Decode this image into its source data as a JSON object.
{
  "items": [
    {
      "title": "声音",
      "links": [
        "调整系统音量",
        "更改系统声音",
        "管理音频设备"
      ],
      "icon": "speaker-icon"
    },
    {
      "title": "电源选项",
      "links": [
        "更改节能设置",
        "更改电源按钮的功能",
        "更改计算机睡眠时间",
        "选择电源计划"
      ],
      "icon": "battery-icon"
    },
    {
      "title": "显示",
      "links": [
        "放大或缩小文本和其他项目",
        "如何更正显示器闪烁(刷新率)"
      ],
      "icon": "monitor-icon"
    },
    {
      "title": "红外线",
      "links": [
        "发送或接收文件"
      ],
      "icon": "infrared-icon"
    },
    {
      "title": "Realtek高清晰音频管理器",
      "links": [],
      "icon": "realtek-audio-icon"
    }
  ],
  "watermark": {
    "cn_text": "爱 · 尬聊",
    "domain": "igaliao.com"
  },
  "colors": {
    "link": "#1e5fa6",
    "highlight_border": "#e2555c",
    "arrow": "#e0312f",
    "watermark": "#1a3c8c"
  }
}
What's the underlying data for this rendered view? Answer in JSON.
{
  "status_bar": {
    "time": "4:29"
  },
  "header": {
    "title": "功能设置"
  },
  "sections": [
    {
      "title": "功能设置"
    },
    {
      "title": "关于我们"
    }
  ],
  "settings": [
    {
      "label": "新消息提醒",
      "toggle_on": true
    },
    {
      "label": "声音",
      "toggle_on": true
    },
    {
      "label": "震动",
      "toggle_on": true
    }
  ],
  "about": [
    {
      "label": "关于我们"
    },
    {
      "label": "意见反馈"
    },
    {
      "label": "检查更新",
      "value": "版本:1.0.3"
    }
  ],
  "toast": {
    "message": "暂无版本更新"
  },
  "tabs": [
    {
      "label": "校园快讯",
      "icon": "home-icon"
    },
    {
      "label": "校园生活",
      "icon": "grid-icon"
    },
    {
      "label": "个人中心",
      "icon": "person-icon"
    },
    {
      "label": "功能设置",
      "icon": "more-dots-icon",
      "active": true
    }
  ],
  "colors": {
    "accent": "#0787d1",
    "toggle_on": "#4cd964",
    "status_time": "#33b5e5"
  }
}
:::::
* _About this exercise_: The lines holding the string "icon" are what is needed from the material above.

* _Solution for this problem_:
      "icon": "speaker-icon"
      "icon": "battery-icon"
      "icon": "monitor-icon"
      "icon": "infrared-icon"
      "icon": "realtek-audio-icon"
      "icon": "home-icon"
      "icon": "grid-icon"
      "icon": "person-icon"
      "icon": "more-dots-icon",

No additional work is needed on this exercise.